THE PROBLEM >> What lines in the entries hold the string "this"? List them.

** DATA TO USE follows **

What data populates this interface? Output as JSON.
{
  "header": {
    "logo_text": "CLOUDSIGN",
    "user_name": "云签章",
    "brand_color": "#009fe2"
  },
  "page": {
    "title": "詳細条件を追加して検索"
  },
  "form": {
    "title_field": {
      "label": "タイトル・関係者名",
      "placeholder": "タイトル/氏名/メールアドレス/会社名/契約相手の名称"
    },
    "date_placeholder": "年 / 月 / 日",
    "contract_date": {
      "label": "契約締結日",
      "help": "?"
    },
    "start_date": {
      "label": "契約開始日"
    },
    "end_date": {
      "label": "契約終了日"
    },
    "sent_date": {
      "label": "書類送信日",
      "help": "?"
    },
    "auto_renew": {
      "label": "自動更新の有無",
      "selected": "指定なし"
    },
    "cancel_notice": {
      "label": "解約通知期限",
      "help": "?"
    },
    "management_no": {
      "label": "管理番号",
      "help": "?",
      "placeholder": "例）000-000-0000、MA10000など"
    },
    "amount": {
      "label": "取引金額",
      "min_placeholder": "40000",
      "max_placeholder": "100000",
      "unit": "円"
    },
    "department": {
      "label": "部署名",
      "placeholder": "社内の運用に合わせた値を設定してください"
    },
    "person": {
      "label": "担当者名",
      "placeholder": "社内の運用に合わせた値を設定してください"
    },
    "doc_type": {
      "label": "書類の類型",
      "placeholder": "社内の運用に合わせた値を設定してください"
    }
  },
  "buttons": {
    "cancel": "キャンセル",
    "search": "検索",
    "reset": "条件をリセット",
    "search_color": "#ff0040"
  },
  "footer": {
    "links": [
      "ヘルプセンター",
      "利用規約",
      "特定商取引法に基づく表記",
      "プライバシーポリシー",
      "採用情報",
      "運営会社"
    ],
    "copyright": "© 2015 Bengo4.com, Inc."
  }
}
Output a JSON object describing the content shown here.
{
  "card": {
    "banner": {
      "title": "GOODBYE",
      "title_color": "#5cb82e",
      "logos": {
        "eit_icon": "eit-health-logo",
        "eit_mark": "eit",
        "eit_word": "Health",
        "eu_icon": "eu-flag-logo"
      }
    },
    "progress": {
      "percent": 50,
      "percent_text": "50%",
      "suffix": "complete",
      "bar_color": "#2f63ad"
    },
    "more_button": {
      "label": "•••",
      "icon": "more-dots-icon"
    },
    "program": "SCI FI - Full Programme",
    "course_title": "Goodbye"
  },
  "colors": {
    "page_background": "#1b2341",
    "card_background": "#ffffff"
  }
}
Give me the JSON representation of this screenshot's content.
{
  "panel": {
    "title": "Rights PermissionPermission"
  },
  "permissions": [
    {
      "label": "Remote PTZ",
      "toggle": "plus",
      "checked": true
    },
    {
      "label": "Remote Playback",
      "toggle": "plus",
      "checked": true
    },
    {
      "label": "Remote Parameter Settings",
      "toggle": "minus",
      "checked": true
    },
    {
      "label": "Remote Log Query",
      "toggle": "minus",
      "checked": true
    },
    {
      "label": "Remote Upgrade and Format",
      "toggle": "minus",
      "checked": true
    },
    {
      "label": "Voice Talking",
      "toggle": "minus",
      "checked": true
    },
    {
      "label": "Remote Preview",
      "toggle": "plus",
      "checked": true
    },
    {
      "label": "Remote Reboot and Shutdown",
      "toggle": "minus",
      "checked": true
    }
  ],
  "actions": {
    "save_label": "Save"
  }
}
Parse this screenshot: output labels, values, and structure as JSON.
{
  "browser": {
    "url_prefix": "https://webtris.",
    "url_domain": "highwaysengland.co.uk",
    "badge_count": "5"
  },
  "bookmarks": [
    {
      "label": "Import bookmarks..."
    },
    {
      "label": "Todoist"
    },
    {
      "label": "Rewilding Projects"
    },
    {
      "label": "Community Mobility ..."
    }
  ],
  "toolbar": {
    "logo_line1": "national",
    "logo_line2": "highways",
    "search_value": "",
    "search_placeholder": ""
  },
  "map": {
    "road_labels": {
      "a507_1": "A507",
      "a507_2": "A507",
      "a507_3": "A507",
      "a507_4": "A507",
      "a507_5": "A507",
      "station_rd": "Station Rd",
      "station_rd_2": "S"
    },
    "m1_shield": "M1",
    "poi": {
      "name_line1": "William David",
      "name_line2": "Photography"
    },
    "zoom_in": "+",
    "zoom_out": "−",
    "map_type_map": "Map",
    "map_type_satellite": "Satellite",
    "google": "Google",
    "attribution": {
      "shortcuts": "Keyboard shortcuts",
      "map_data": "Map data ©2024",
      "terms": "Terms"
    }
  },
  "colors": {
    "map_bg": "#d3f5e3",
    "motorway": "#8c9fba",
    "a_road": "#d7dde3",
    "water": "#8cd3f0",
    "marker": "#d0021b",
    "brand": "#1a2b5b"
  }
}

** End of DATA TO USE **

WRITTEN SOLUTION >>
What data populates this interface? Output as JSON.
Give me the JSON representation of this screenshot's content.
Parse this screenshot: output labels, values, and structure as JSON.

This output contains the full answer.